Sir Ian McKellen does an excellent job once again as Gandalf the Grey; though it saddened me to see less of him in the film as his performance was something to behold. With that said however, in the book Gandalf does take off here and there, so it is something that many of us will just have to get over: there is always the battle of the five armies to look forward to in the third film. Now as for the Bard from Lake-town; I swear he was played by the same actor who portrays Legolas. However upon further investigation, it seems that a Welsh actor by the name of Luke Evans does the part of Bard the Bowman, rather than Orlando Bloom.

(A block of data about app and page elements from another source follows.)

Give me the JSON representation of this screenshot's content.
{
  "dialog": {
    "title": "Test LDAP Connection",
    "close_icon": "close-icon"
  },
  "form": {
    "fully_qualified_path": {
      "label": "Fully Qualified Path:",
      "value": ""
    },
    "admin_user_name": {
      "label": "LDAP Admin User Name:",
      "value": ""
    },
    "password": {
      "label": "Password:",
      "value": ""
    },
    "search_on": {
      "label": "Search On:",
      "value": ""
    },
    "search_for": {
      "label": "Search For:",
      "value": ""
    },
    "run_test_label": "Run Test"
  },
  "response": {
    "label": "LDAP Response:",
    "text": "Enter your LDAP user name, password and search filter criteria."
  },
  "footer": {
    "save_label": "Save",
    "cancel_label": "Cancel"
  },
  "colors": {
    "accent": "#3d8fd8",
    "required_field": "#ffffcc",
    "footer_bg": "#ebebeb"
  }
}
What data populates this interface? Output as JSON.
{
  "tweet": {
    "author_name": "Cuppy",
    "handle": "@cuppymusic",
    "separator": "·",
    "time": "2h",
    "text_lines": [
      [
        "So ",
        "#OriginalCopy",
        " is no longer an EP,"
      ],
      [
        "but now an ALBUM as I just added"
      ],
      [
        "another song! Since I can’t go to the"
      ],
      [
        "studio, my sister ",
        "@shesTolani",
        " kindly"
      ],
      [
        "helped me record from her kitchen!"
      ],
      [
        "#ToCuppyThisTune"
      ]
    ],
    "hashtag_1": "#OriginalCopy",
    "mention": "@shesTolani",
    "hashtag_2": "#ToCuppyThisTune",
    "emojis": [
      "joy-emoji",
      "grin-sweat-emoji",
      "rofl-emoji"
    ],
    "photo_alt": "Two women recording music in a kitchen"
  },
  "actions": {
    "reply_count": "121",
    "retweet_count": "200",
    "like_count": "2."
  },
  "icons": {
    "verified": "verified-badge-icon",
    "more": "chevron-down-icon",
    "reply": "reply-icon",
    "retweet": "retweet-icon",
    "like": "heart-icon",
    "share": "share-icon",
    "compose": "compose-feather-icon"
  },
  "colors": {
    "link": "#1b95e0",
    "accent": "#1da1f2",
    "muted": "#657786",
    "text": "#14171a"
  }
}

Some might guess the two men are twins perhaps?
Aside from that, the acting from the other key players of the series is about the same as they were from the first film: all amazing, and all do a wonderful job at portraying their respective characters. With the second installment we really start to see Thorin develop a bit of an unhealthy obsession with the quest, citing at times that sacrifice was necessary in order to achieve their objectives, and that the quest was not worth the lives of those “left behind” (take that with a grain of salt). Ultimately the series has me hooked, and I will once again have to wait another year to see the next Hobbit film – hopefully this time my popcorn will have a bit more butter; budget cuts I tell ya, they ruin everything (humor intended). Anyways folks that about concludes this little after-action report on The Hobbit: The Desolation of Smaug. Thank you all for reading, and I will see you next time.